Records to use:
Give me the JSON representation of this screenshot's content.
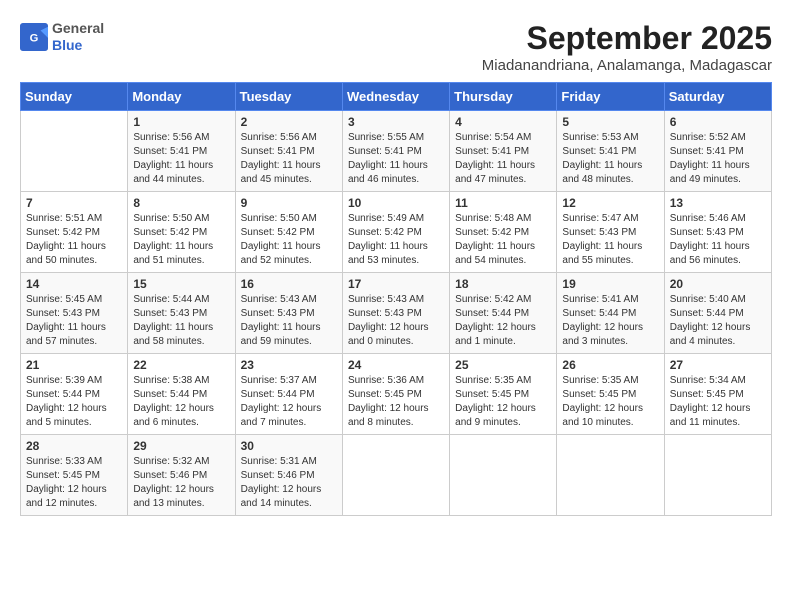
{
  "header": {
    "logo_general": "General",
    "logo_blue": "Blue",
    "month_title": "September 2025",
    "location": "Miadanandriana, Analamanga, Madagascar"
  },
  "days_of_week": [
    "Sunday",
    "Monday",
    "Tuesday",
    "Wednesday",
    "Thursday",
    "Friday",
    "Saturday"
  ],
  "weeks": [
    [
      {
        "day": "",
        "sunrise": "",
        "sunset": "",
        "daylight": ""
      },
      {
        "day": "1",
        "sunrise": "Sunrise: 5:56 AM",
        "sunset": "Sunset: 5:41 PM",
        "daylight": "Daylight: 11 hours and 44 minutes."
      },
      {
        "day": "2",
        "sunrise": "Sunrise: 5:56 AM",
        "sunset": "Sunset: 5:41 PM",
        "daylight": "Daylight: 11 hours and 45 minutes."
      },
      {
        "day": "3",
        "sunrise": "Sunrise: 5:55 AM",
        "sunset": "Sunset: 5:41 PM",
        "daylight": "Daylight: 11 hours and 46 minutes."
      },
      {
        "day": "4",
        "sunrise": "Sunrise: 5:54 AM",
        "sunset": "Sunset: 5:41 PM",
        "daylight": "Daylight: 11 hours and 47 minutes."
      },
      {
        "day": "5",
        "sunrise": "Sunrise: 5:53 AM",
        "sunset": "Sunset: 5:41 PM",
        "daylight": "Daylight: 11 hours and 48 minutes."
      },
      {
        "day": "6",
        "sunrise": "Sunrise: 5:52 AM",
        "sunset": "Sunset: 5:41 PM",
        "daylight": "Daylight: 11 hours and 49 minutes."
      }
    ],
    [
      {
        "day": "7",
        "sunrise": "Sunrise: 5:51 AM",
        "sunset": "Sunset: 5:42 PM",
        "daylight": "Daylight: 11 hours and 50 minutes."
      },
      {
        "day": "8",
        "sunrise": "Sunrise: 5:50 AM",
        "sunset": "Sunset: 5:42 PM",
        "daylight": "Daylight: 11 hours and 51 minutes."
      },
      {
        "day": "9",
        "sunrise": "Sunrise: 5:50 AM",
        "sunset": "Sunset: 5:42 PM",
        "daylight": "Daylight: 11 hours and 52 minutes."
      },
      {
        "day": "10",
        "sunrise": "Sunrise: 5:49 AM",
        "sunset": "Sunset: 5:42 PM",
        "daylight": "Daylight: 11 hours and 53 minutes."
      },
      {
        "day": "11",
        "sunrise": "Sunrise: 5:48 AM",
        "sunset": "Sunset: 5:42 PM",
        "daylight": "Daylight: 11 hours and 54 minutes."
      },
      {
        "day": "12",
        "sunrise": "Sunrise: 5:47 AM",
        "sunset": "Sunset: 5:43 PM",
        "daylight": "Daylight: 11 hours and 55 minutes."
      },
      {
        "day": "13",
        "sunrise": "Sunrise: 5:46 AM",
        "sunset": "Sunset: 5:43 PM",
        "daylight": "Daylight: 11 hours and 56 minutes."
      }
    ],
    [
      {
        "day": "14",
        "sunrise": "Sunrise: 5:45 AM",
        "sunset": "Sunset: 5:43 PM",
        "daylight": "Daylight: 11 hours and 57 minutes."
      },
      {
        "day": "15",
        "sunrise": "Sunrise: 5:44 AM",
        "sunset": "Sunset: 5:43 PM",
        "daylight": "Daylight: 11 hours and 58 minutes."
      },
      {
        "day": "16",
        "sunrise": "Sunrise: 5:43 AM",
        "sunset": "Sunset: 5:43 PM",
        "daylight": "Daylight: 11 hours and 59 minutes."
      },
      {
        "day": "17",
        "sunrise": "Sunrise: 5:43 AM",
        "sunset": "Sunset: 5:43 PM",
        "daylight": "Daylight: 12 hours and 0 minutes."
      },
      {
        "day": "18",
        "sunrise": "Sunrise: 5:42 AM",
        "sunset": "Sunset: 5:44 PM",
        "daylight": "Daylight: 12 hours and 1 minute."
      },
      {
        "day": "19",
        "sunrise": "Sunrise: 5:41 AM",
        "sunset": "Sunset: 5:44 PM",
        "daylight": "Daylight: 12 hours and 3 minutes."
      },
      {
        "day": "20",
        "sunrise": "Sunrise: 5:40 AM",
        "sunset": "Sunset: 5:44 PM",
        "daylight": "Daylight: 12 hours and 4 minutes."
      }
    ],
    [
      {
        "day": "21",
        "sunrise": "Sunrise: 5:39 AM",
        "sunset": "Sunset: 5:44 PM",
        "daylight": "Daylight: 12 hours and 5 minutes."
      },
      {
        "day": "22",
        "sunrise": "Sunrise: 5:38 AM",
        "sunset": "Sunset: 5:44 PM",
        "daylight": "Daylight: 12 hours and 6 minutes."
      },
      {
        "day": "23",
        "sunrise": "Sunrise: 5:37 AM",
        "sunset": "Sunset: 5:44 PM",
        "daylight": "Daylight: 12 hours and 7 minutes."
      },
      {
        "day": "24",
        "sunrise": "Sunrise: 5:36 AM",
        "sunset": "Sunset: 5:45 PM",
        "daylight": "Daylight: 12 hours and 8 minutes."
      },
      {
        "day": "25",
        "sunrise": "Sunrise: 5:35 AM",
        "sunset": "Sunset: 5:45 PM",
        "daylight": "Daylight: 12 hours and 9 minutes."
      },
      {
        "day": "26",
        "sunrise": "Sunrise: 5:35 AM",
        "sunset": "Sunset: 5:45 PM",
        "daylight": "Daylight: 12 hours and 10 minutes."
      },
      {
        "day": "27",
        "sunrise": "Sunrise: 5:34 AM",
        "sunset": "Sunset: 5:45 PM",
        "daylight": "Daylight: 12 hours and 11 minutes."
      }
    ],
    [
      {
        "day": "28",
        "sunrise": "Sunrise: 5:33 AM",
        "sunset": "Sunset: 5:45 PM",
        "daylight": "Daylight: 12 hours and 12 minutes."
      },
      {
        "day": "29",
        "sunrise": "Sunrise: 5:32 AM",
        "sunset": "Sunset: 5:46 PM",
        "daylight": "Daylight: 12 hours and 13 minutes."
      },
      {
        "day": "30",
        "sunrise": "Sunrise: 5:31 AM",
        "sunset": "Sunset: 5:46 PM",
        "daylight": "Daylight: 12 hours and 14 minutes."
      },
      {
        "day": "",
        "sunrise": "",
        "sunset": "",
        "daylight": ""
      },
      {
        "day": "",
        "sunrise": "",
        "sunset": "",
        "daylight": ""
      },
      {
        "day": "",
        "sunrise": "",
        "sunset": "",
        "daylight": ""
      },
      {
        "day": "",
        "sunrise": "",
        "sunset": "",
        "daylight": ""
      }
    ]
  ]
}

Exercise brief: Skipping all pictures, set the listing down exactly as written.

Answer space:
Give me the JSON representation of this screenshot's content.
{
  "header": {
    "logo_general": "General",
    "logo_blue": "Blue",
    "month_title": "September 2025",
    "location": "Miadanandriana, Analamanga, Madagascar"
  },
  "days_of_week": [
    "Sunday",
    "Monday",
    "Tuesday",
    "Wednesday",
    "Thursday",
    "Friday",
    "Saturday"
  ],
  "weeks": [
    [
      {
        "day": "",
        "sunrise": "",
        "sunset": "",
        "daylight": ""
      },
      {
        "day": "1",
        "sunrise": "Sunrise: 5:56 AM",
        "sunset": "Sunset: 5:41 PM",
        "daylight": "Daylight: 11 hours and 44 minutes."
      },
      {
        "day": "2",
        "sunrise": "Sunrise: 5:56 AM",
        "sunset": "Sunset: 5:41 PM",
        "daylight": "Daylight: 11 hours and 45 minutes."
      },
      {
        "day": "3",
        "sunrise": "Sunrise: 5:55 AM",
        "sunset": "Sunset: 5:41 PM",
        "daylight": "Daylight: 11 hours and 46 minutes."
      },
      {
        "day": "4",
        "sunrise": "Sunrise: 5:54 AM",
        "sunset": "Sunset: 5:41 PM",
        "daylight": "Daylight: 11 hours and 47 minutes."
      },
      {
        "day": "5",
        "sunrise": "Sunrise: 5:53 AM",
        "sunset": "Sunset: 5:41 PM",
        "daylight": "Daylight: 11 hours and 48 minutes."
      },
      {
        "day": "6",
        "sunrise": "Sunrise: 5:52 AM",
        "sunset": "Sunset: 5:41 PM",
        "daylight": "Daylight: 11 hours and 49 minutes."
      }
    ],
    [
      {
        "day": "7",
        "sunrise": "Sunrise: 5:51 AM",
        "sunset": "Sunset: 5:42 PM",
        "daylight": "Daylight: 11 hours and 50 minutes."
      },
      {
        "day": "8",
        "sunrise": "Sunrise: 5:50 AM",
        "sunset": "Sunset: 5:42 PM",
        "daylight": "Daylight: 11 hours and 51 minutes."
      },
      {
        "day": "9",
        "sunrise": "Sunrise: 5:50 AM",
        "sunset": "Sunset: 5:42 PM",
        "daylight": "Daylight: 11 hours and 52 minutes."
      },
      {
        "day": "10",
        "sunrise": "Sunrise: 5:49 AM",
        "sunset": "Sunset: 5:42 PM",
        "daylight": "Daylight: 11 hours and 53 minutes."
      },
      {
        "day": "11",
        "sunrise": "Sunrise: 5:48 AM",
        "sunset": "Sunset: 5:42 PM",
        "daylight": "Daylight: 11 hours and 54 minutes."
      },
      {
        "day": "12",
        "sunrise": "Sunrise: 5:47 AM",
        "sunset": "Sunset: 5:43 PM",
        "daylight": "Daylight: 11 hours and 55 minutes."
      },
      {
        "day": "13",
        "sunrise": "Sunrise: 5:46 AM",
        "sunset": "Sunset: 5:43 PM",
        "daylight": "Daylight: 11 hours and 56 minutes."
      }
    ],
    [
      {
        "day": "14",
        "sunrise": "Sunrise: 5:45 AM",
        "sunset": "Sunset: 5:43 PM",
        "daylight": "Daylight: 11 hours and 57 minutes."
      },
      {
        "day": "15",
        "sunrise": "Sunrise: 5:44 AM",
        "sunset": "Sunset: 5:43 PM",
        "daylight": "Daylight: 11 hours and 58 minutes."
      },
      {
        "day": "16",
        "sunrise": "Sunrise: 5:43 AM",
        "sunset": "Sunset: 5:43 PM",
        "daylight": "Daylight: 11 hours and 59 minutes."
      },
      {
        "day": "17",
        "sunrise": "Sunrise: 5:43 AM",
        "sunset": "Sunset: 5:43 PM",
        "daylight": "Daylight: 12 hours and 0 minutes."
      },
      {
        "day": "18",
        "sunrise": "Sunrise: 5:42 AM",
        "sunset": "Sunset: 5:44 PM",
        "daylight": "Daylight: 12 hours and 1 minute."
      },
      {
        "day": "19",
        "sunrise": "Sunrise: 5:41 AM",
        "sunset": "Sunset: 5:44 PM",
        "daylight": "Daylight: 12 hours and 3 minutes."
      },
      {
        "day": "20",
        "sunrise": "Sunrise: 5:40 AM",
        "sunset": "Sunset: 5:44 PM",
        "daylight": "Daylight: 12 hours and 4 minutes."
      }
    ],
    [
      {
        "day": "21",
        "sunrise": "Sunrise: 5:39 AM",
        "sunset": "Sunset: 5:44 PM",
        "daylight": "Daylight: 12 hours and 5 minutes."
      },
      {
        "day": "22",
        "sunrise": "Sunrise: 5:38 AM",
        "sunset": "Sunset: 5:44 PM",
        "daylight": "Daylight: 12 hours and 6 minutes."
      },
      {
        "day": "23",
        "sunrise": "Sunrise: 5:37 AM",
        "sunset": "Sunset: 5:44 PM",
        "daylight": "Daylight: 12 hours and 7 minutes."
      },
      {
        "day": "24",
        "sunrise": "Sunrise: 5:36 AM",
        "sunset": "Sunset: 5:45 PM",
        "daylight": "Daylight: 12 hours and 8 minutes."
      },
      {
        "day": "25",
        "sunrise": "Sunrise: 5:35 AM",
        "sunset": "Sunset: 5:45 PM",
        "daylight": "Daylight: 12 hours and 9 minutes."
      },
      {
        "day": "26",
        "sunrise": "Sunrise: 5:35 AM",
        "sunset": "Sunset: 5:45 PM",
        "daylight": "Daylight: 12 hours and 10 minutes."
      },
      {
        "day": "27",
        "sunrise": "Sunrise: 5:34 AM",
        "sunset": "Sunset: 5:45 PM",
        "daylight": "Daylight: 12 hours and 11 minutes."
      }
    ],
    [
      {
        "day": "28",
        "sunrise": "Sunrise: 5:33 AM",
        "sunset": "Sunset: 5:45 PM",
        "daylight": "Daylight: 12 hours and 12 minutes."
      },
      {
        "day": "29",
        "sunrise": "Sunrise: 5:32 AM",
        "sunset": "Sunset: 5:46 PM",
        "daylight": "Daylight: 12 hours and 13 minutes."
      },
      {
        "day": "30",
        "sunrise": "Sunrise: 5:31 AM",
        "sunset": "Sunset: 5:46 PM",
        "daylight": "Daylight: 12 hours and 14 minutes."
      },
      {
        "day": "",
        "sunrise": "",
        "sunset": "",
        "daylight": ""
      },
      {
        "day": "",
        "sunrise": "",
        "sunset": "",
        "daylight": ""
      },
      {
        "day": "",
        "sunrise": "",
        "sunset": "",
        "daylight": ""
      },
      {
        "day": "",
        "sunrise": "",
        "sunset": "",
        "daylight": ""
      }
    ]
  ]
}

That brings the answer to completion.